Historic Jolie
Annie Van Auken | Planet Earth | 01/14/2007
(3 out of 5 stars)

"Al Jolson, never a man of humility, called himself "The World's Greatest Entertainer." His self-coronation was not without justification. For the first half of the 20th Century, Jolie loomed huge-- on stage, screen, radio and even early television.

In the last decade of his life, Jolson lost a lung to cancer. This would have slowed any other man down, but not Jolie. It was after his operation that Al had his weekly radio show, toured for the military during WW II, and re-recorded all his hit songs, first for the movie "The Jolson Story" and its sequel, and then because of popular demand.

One side-effect of surgery is that Jolson's vocal range dropped a full half-octave.
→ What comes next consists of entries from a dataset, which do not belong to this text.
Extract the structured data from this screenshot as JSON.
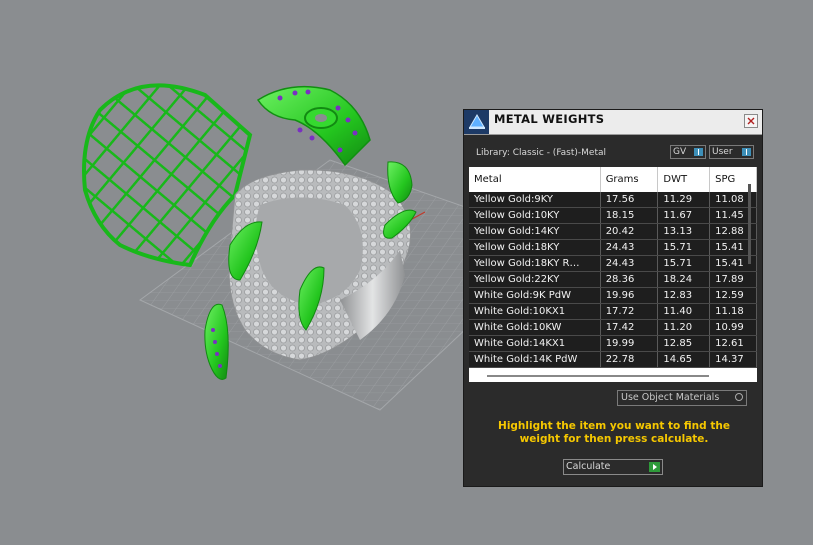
{
  "panel": {
    "title": "METAL WEIGHTS",
    "library_label": "Library: Classic - (Fast)-Metal",
    "toggles": [
      "GV",
      "User"
    ],
    "columns": [
      "Metal",
      "Grams",
      "DWT",
      "SPG"
    ],
    "rows": [
      [
        "Yellow Gold:9KY",
        "17.56",
        "11.29",
        "11.08"
      ],
      [
        "Yellow Gold:10KY",
        "18.15",
        "11.67",
        "11.45"
      ],
      [
        "Yellow Gold:14KY",
        "20.42",
        "13.13",
        "12.88"
      ],
      [
        "Yellow Gold:18KY",
        "24.43",
        "15.71",
        "15.41"
      ],
      [
        "Yellow Gold:18KY R…",
        "24.43",
        "15.71",
        "15.41"
      ],
      [
        "Yellow Gold:22KY",
        "28.36",
        "18.24",
        "17.89"
      ],
      [
        "White Gold:9K PdW",
        "19.96",
        "12.83",
        "12.59"
      ],
      [
        "White Gold:10KX1",
        "17.72",
        "11.40",
        "11.18"
      ],
      [
        "White Gold:10KW",
        "17.42",
        "11.20",
        "10.99"
      ],
      [
        "White Gold:14KX1",
        "19.99",
        "12.85",
        "12.61"
      ],
      [
        "White Gold:14K PdW",
        "22.78",
        "14.65",
        "14.37"
      ]
    ],
    "use_object_materials": "Use Object Materials",
    "hint": "Highlight the item you want to find the weight for then press calculate.",
    "calculate_label": "Calculate"
  },
  "colors": {
    "viewport_bg": "#8a8d90",
    "model_green": "#2fd12a",
    "hint_yellow": "#f6c800"
  },
  "icons": {
    "logo": "metal-weights-logo-icon",
    "close": "close-icon",
    "go": "play-arrow-icon"
  }
}
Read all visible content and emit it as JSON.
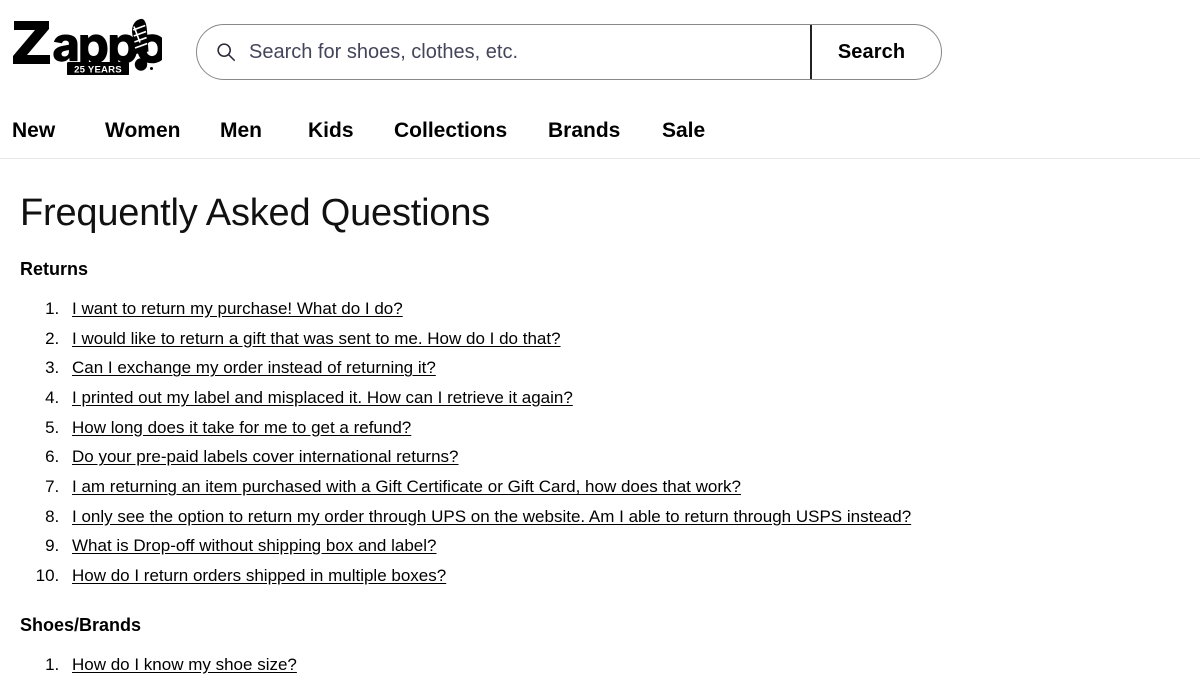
{
  "header": {
    "logo": {
      "name": "Zappos",
      "badge_text": "25 YEARS",
      "trademark": "®"
    },
    "search": {
      "placeholder": "Search for shoes, clothes, etc.",
      "value": "",
      "button_label": "Search",
      "icon": "search-icon"
    },
    "nav": {
      "items": [
        {
          "label": "New",
          "key": "new"
        },
        {
          "label": "Women",
          "key": "women"
        },
        {
          "label": "Men",
          "key": "men"
        },
        {
          "label": "Kids",
          "key": "kids"
        },
        {
          "label": "Collections",
          "key": "collections"
        },
        {
          "label": "Brands",
          "key": "brands"
        },
        {
          "label": "Sale",
          "key": "sale"
        }
      ]
    }
  },
  "main": {
    "page_title": "Frequently Asked Questions",
    "sections": [
      {
        "heading": "Returns",
        "items": [
          "I want to return my purchase! What do I do?",
          "I would like to return a gift that was sent to me. How do I do that?",
          "Can I exchange my order instead of returning it?",
          "I printed out my label and misplaced it. How can I retrieve it again?",
          "How long does it take for me to get a refund?",
          "Do your pre-paid labels cover international returns?",
          "I am returning an item purchased with a Gift Certificate or Gift Card, how does that work?",
          "I only see the option to return my order through UPS on the website. Am I able to return through USPS instead?",
          "What is Drop-off without shipping box and label?",
          "How do I return orders shipped in multiple boxes?"
        ]
      },
      {
        "heading": "Shoes/Brands",
        "items": [
          "How do I know my shoe size?"
        ]
      }
    ]
  },
  "colors": {
    "text": "#000000",
    "page_background": "#ffffff",
    "header_divider": "#e8e8e8",
    "search_border": "#888888",
    "placeholder": "#44455a"
  }
}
For anyone familiar with the deep vocal resonance of his late-career DECCA tracks, please note that the early 78s on this album reflect accurately how Jolie really sounded for the majority of his career.

This CD gets a middling rating because the source material is well-worn (especially the first five tracks). Engineering efforts to nullify lathe or surface noise were insufficient on several songs. Additionally, some of these are acoustic horn recordings, thus fidelity and frequency range suffer all the more. Liner notes are minimal.

Jolson trivia: The title tune, "My Mammy," was first introduced on Broadway in 1921 by William Frawley, who 30 years later would play Fred Mertz on TV's I LOVE LUCY.

Despite some limitations, MAMMY offers 20 opportunities to hear "The World's Greatest Entertainer," Mr. Al Jolson, in his prime.